-------- Given information --------
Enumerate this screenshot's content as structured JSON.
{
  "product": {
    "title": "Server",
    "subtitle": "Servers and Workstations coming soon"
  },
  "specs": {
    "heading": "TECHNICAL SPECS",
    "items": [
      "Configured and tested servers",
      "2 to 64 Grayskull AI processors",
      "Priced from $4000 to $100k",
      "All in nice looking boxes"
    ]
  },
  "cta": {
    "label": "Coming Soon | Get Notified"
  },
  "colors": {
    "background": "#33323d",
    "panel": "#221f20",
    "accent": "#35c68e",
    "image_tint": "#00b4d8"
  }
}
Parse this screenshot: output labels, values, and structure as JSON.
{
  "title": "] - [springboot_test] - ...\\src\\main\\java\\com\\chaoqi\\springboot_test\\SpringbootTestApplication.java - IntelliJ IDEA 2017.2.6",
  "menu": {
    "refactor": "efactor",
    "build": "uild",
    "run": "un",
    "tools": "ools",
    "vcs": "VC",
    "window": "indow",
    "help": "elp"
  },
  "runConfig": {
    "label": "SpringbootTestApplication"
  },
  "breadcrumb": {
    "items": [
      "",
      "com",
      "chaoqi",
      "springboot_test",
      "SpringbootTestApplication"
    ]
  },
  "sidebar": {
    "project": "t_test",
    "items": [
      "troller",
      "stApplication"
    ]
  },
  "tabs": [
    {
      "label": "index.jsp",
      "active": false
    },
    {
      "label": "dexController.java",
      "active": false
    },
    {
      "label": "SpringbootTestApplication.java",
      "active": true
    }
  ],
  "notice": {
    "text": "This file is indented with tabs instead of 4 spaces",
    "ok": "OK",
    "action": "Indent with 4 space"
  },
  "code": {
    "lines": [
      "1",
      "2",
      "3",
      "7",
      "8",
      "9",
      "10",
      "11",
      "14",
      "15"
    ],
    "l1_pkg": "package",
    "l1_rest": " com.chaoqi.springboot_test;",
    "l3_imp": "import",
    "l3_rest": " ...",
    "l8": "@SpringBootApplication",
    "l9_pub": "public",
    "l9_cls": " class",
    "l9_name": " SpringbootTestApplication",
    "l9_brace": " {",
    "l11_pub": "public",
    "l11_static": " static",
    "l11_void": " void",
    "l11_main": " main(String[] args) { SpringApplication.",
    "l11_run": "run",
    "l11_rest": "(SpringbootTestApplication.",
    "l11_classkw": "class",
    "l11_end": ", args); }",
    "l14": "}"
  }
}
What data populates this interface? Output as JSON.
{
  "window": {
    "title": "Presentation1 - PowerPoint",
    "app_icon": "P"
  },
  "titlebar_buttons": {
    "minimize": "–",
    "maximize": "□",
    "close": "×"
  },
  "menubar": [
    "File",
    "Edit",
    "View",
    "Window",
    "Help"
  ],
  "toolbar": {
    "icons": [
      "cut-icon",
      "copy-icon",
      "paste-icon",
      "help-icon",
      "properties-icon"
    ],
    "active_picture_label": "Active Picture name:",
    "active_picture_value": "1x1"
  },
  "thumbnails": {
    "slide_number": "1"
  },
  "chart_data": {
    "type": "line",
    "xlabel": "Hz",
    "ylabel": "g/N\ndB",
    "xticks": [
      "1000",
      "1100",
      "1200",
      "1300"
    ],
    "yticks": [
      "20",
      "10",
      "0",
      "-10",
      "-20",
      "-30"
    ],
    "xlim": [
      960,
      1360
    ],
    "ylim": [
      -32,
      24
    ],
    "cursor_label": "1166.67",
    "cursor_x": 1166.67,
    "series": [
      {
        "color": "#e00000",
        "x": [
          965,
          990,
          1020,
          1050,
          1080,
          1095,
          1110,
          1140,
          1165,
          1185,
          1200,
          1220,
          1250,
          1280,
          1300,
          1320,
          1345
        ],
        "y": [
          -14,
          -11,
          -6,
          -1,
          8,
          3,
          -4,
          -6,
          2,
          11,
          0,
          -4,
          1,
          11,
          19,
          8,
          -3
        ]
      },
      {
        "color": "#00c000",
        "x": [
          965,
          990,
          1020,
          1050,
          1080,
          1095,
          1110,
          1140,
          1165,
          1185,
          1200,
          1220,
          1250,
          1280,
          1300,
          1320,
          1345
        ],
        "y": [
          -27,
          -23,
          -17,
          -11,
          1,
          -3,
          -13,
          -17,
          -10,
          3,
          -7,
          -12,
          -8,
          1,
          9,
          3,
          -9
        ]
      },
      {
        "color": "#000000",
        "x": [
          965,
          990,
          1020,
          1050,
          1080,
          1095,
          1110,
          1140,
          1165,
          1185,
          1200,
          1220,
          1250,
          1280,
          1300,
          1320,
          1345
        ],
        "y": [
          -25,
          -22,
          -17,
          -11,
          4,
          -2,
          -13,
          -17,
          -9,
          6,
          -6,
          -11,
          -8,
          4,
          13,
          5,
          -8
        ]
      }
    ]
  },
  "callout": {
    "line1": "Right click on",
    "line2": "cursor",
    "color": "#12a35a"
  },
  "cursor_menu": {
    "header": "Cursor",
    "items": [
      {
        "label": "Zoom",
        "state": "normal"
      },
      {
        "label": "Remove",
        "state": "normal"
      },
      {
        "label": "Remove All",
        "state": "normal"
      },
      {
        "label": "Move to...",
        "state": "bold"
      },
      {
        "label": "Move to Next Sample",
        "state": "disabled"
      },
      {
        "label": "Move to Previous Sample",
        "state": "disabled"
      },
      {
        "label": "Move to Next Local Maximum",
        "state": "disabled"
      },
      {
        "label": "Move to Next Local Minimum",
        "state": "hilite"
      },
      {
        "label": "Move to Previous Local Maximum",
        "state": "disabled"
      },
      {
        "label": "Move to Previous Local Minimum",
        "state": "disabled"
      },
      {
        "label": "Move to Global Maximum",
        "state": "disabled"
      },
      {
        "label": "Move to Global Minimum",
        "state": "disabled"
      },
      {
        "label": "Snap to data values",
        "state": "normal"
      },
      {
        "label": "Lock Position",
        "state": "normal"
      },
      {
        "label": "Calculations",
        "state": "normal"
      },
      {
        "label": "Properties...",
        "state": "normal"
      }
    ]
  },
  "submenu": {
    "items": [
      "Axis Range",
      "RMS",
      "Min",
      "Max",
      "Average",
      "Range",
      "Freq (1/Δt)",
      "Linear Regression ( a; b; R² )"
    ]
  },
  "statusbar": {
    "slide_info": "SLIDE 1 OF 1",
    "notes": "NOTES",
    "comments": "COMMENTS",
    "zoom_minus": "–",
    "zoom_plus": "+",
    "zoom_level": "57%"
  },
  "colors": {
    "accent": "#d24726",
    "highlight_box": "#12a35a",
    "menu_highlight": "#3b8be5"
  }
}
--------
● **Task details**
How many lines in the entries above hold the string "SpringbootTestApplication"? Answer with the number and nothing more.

● **Answer box**
6